Whilst each zine feels intensely engaged with its present moment, its narrator often cuts back to the past, both through her memories of the space and her evocation of radical traditions, in a manner that recalls Patrick Keiller and Chris Petit’s travelogue films. In his foreword, Marcus positions Savage Messiah in a genealogy of writing that encompasses Walter Benjamin, the Surrealists and the Situationists, but also references Nan Goldin’s Ballad of Sexual Dependency (1985–86) and Andrea Arnold’s Red Road (2006), with its stark depiction of urban decay, as spiritual antecedents. ‘I use psychogeography as a strategy to destroy walls and fences, and to show gentrification as a reworking of the Inclosure Act 1773, done by stealth,’ says Ford, referring to the legal creation of property rights to land that traditionally had been held in common, placing her work into a history of resistance to capitalism that goes back centuries. She mentions Gerrard Winstanley and the Diggers who occupied privatised land in 1649–50, and then draws a line between the J18 Carnival Against Capital in 1999 and the Peasants’ Revolt of 1381. Her use of hauntology and dérives is ‘less about the psychic effect of space on an individual’ but rather ‘a collective activity that separates psychogeography from its literary incarnation’. Her work ‘maps flashpoints of contestation, not in an attempt to archive, but to recreate them,’ said Ford. ‘I’m interested in spaces that sit between abandonment and speculation, which allow me to reimagine the city in a way that is future-oriented.’

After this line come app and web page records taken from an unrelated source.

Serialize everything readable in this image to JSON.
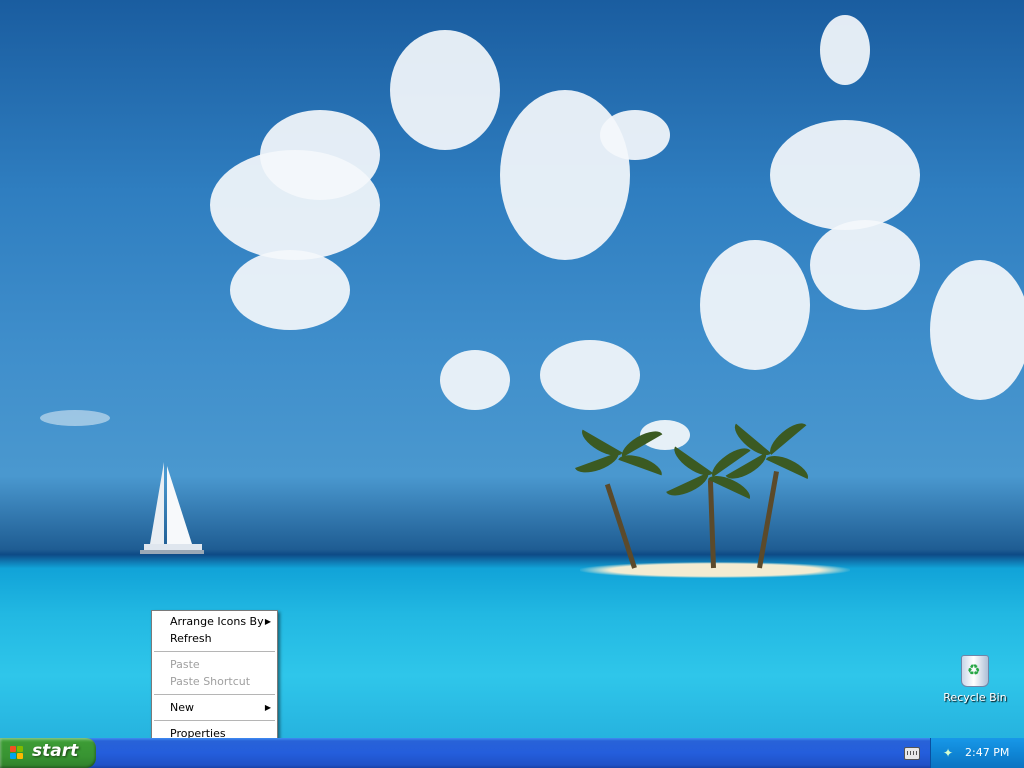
{
  "desktop": {
    "icons": [
      {
        "label": "Recycle Bin",
        "icon": "recycle-bin-icon"
      }
    ]
  },
  "context_menu": {
    "items": [
      {
        "label": "Arrange Icons By",
        "submenu": true,
        "enabled": true
      },
      {
        "label": "Refresh",
        "submenu": false,
        "enabled": true
      },
      {
        "label": "Paste",
        "submenu": false,
        "enabled": false
      },
      {
        "label": "Paste Shortcut",
        "submenu": false,
        "enabled": false
      },
      {
        "label": "New",
        "submenu": true,
        "enabled": true
      },
      {
        "label": "Properties",
        "submenu": false,
        "enabled": true
      }
    ]
  },
  "taskbar": {
    "start_label": "start",
    "clock": "2:47 PM"
  },
  "colors": {
    "taskbar_blue": "#245edc",
    "start_green": "#3c9b35",
    "tray_blue": "#0f86d6",
    "disabled_text": "#a0a0a0"
  }
}
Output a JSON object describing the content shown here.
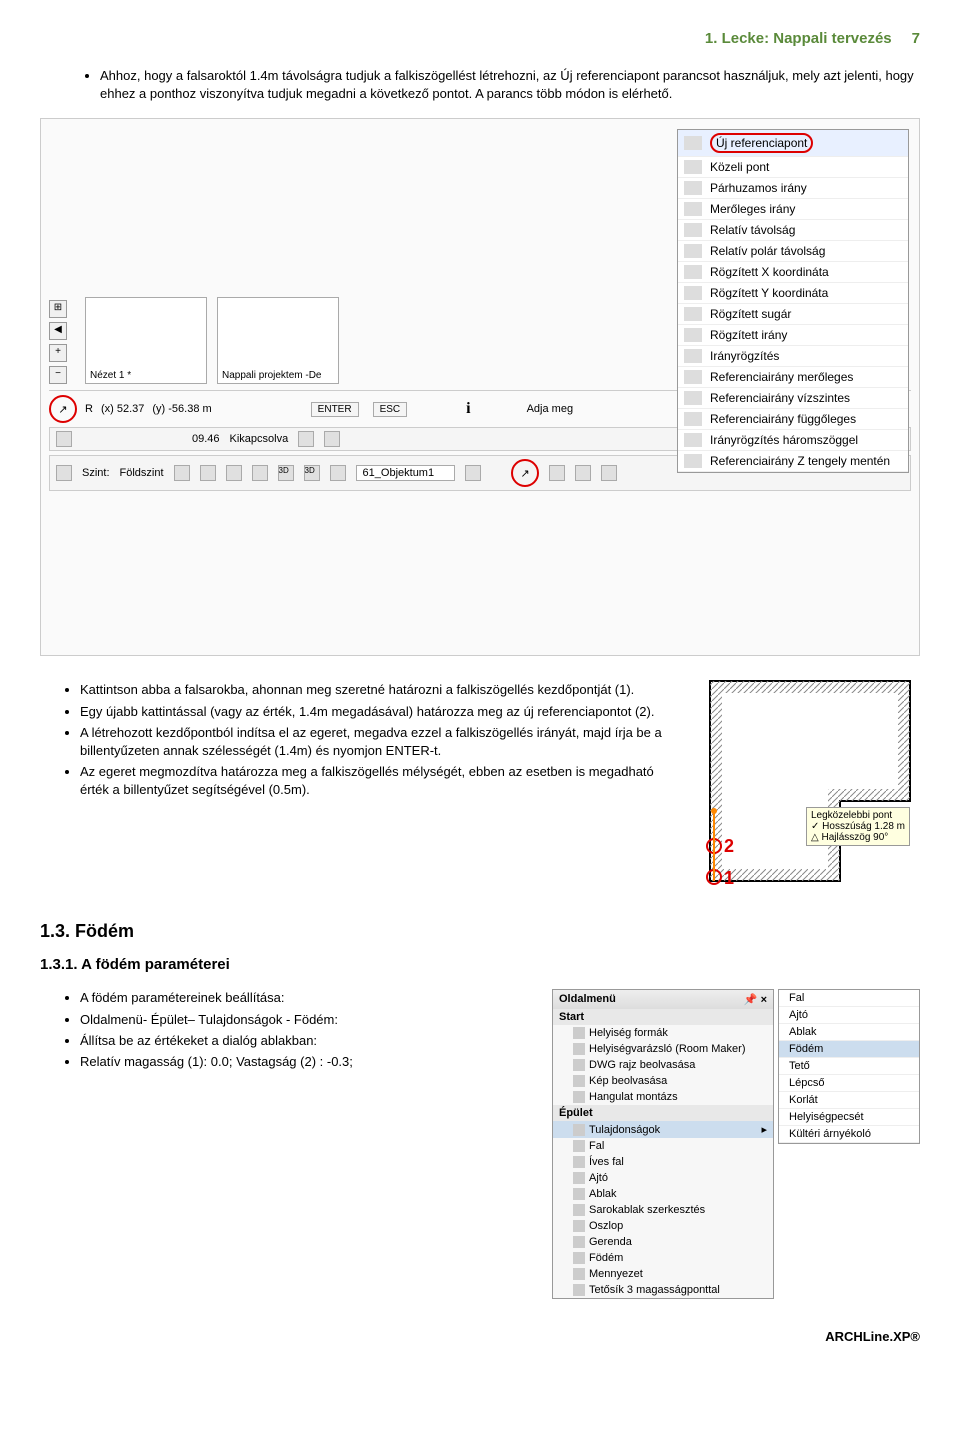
{
  "header": {
    "title": "1. Lecke: Nappali tervezés",
    "page": "7"
  },
  "intro": [
    "Ahhoz, hogy a falsaroktól 1.4m távolságra tudjuk a falkiszögellést létrehozni, az Új referenciapont parancsot használjuk, mely azt jelenti, hogy ehhez a ponthoz viszonyítva tudjuk megadni a következő pontot. A parancs több módon is elérhető."
  ],
  "ctx_items": [
    "Új referenciapont",
    "Közeli pont",
    "Párhuzamos irány",
    "Merőleges irány",
    "Relatív távolság",
    "Relatív polár távolság",
    "Rögzített X koordináta",
    "Rögzített Y koordináta",
    "Rögzített sugár",
    "Rögzített irány",
    "Irányrögzítés",
    "Referenciairány merőleges",
    "Referenciairány vízszintes",
    "Referenciairány függőleges",
    "Irányrögzítés háromszöggel",
    "Referenciairány Z tengely mentén"
  ],
  "thumbs": [
    "Nézet 1 *",
    "Nappali projektem -De"
  ],
  "status": {
    "x": "(x) 52.37",
    "y": "(y) -56.38 m",
    "enter": "ENTER",
    "esc": "ESC",
    "hint": "Adja meg"
  },
  "bar2": {
    "time": "09.46",
    "state": "Kikapcsolva"
  },
  "bar3": {
    "level_lbl": "Szint:",
    "level": "Földszint",
    "obj": "61_Objektum1"
  },
  "after_shot": [
    "Kattintson abba a falsarokba, ahonnan meg szeretné határozni a falkiszögellés kezdőpontját (1).",
    "Egy újabb kattintással (vagy az érték, 1.4m megadásával) határozza meg az új referenciapontot (2).",
    "A létrehozott kezdőpontból indítsa el az egeret, megadva ezzel a falkiszögellés irányát, majd írja be a billentyűzeten annak szélességét (1.4m) és nyomjon ENTER-t.",
    "Az egeret megmozdítva határozza meg a falkiszögellés mélységét, ebben az esetben is megadható érték a billentyűzet segítségével (0.5m)."
  ],
  "tooltip": {
    "t": "Legközelebbi pont",
    "l1": "Hosszúság",
    "v1": "1.28 m",
    "l2": "Hajlásszög",
    "v2": "90°"
  },
  "h2": "1.3. Födém",
  "h3": "1.3.1.  A födém paraméterei",
  "fodem_bullets": [
    "A födém paramétereinek beállítása:",
    "Oldalmenü- Épület– Tulajdonságok - Födém:",
    "Állítsa be az értékeket a dialóg ablakban:",
    "Relatív magasság (1): 0.0; Vastagság (2) : -0.3;"
  ],
  "panel": {
    "title": "Oldalmenü",
    "s1": "Start",
    "s1_items": [
      "Helyiség formák",
      "Helyiségvarázsló (Room Maker)",
      "DWG rajz beolvasása",
      "Kép beolvasása",
      "Hangulat montázs"
    ],
    "s2": "Épület",
    "s2_items": [
      "Tulajdonságok",
      "Fal",
      "Íves fal",
      "Ajtó",
      "Ablak",
      "Sarokablak szerkesztés",
      "Oszlop",
      "Gerenda",
      "Födém",
      "Mennyezet",
      "Tetősík 3 magasságponttal"
    ]
  },
  "subpanel": [
    "Fal",
    "Ajtó",
    "Ablak",
    "Födém",
    "Tető",
    "Lépcső",
    "Korlát",
    "Helyiségpecsét",
    "Kültéri árnyékoló"
  ],
  "footer": "ARCHLine.XP®"
}
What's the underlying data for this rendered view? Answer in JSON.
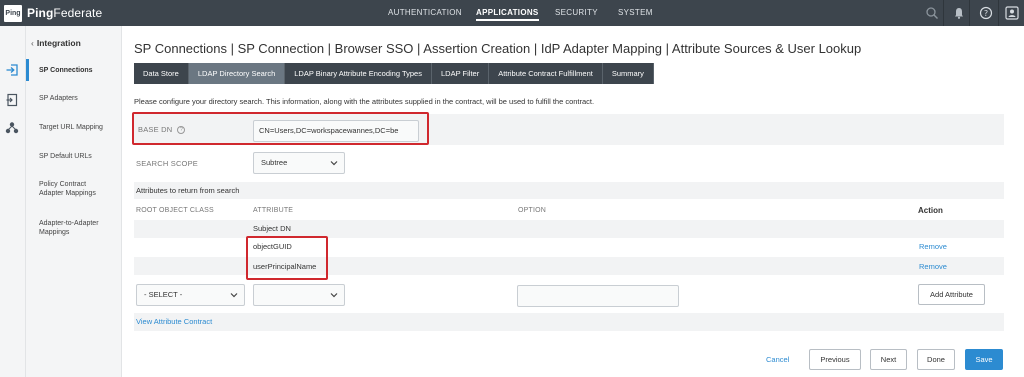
{
  "app": {
    "badge": "Ping",
    "name_bold": "Ping",
    "name_rest": "Federate"
  },
  "topnav": [
    {
      "label": "AUTHENTICATION",
      "active": false
    },
    {
      "label": "APPLICATIONS",
      "active": true
    },
    {
      "label": "SECURITY",
      "active": false
    },
    {
      "label": "SYSTEM",
      "active": false
    }
  ],
  "top_icons": [
    "search-icon",
    "bell-icon",
    "help-icon",
    "user-icon"
  ],
  "rail_icons": [
    "sign-in-icon",
    "document-icon",
    "cluster-icon"
  ],
  "sidebar": {
    "back_label": "Integration",
    "items": [
      {
        "label": "SP Connections",
        "active": true
      },
      {
        "label": "SP Adapters",
        "active": false
      },
      {
        "label": "Target URL Mapping",
        "active": false
      },
      {
        "label": "SP Default URLs",
        "active": false
      },
      {
        "label": "Policy Contract Adapter Mappings",
        "active": false
      },
      {
        "label": "Adapter-to-Adapter Mappings",
        "active": false
      }
    ]
  },
  "page": {
    "title": "SP Connections | SP Connection | Browser SSO | Assertion Creation | IdP Adapter Mapping | Attribute Sources & User Lookup",
    "tabs": [
      {
        "label": "Data Store",
        "active": false
      },
      {
        "label": "LDAP Directory Search",
        "active": true
      },
      {
        "label": "LDAP Binary Attribute Encoding Types",
        "active": false
      },
      {
        "label": "LDAP Filter",
        "active": false
      },
      {
        "label": "Attribute Contract Fulfillment",
        "active": false
      },
      {
        "label": "Summary",
        "active": false
      }
    ],
    "description": "Please configure your directory search. This information, along with the attributes supplied in the contract, will be used to fulfill the contract."
  },
  "form": {
    "base_dn_label": "BASE DN",
    "base_dn_value": "CN=Users,DC=workspacewannes,DC=be",
    "search_scope_label": "SEARCH SCOPE",
    "search_scope_value": "Subtree"
  },
  "attributes": {
    "section_title": "Attributes to return from search",
    "columns": {
      "root_object_class": "ROOT OBJECT CLASS",
      "attribute": "ATTRIBUTE",
      "option": "OPTION",
      "action": "Action"
    },
    "rows": [
      {
        "attribute": "Subject DN",
        "action": ""
      },
      {
        "attribute": "objectGUID",
        "action": "Remove"
      },
      {
        "attribute": "userPrincipalName",
        "action": "Remove"
      }
    ],
    "new_row": {
      "root_object_class": "- SELECT -",
      "attribute": "",
      "option": "",
      "add_button": "Add Attribute"
    },
    "view_contract_link": "View Attribute Contract"
  },
  "footer": {
    "cancel": "Cancel",
    "previous": "Previous",
    "next": "Next",
    "done": "Done",
    "save": "Save"
  },
  "colors": {
    "topbar": "#3d454d",
    "accent": "#2c8bd1",
    "highlight": "#d0282e"
  }
}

In Savage Messiah, invocations of the past always aim to suggest radical ruptures, be they protests or cultural movements, might be built upon in the future – for example, in the use of ‘1979, 1981, 2013’ in one of the zines to draw a line between the intense creativity of post-punk music scenes in the late 1970s, the riots against Thatcherism in 1981 and a possible insurrection against austerity and gentrification that never happened. (Instead, ‘capitalist realism’, as Mark Fisher called it, was disturbed by a series of votes a few years later: Jeremy Corbyn capturing the Labour leadership in 2015, the EU referendum in 2016 and Labour’s surprisingly strong showing on a social-democratic, redistributive platform in the 2017 General Election.) Despite having to ‘fight to stay in London’ due to its ever-spiralling rents, Ford is still working in the city, collaborating with musicians such as Jam City on audio works, and is currently writing fiction – ‘all of which are an extension of the Savage Messiah project.’ Ford concludes that ‘even when you’re observing this process of enclosure, gentrification of social housing, even when it feels like the forces of reaction are dominating, the terrain can shift very quickly. It can feel hopeless, then suddenly there’s a shattering of the social. It’s not a bleak analysis, but it’s alert to the danger of what could happen, there’s a sense of vigilance as well.’
Juliet Jacques is a writer and filmmaker based in London, UK. Her most recent book, Trans: A Memoir, was published by Verso in 2015. She co-hosts Suite (212) on Resonance 104.4fm, which looks at the arts in their social, cultural, political and historical contexts.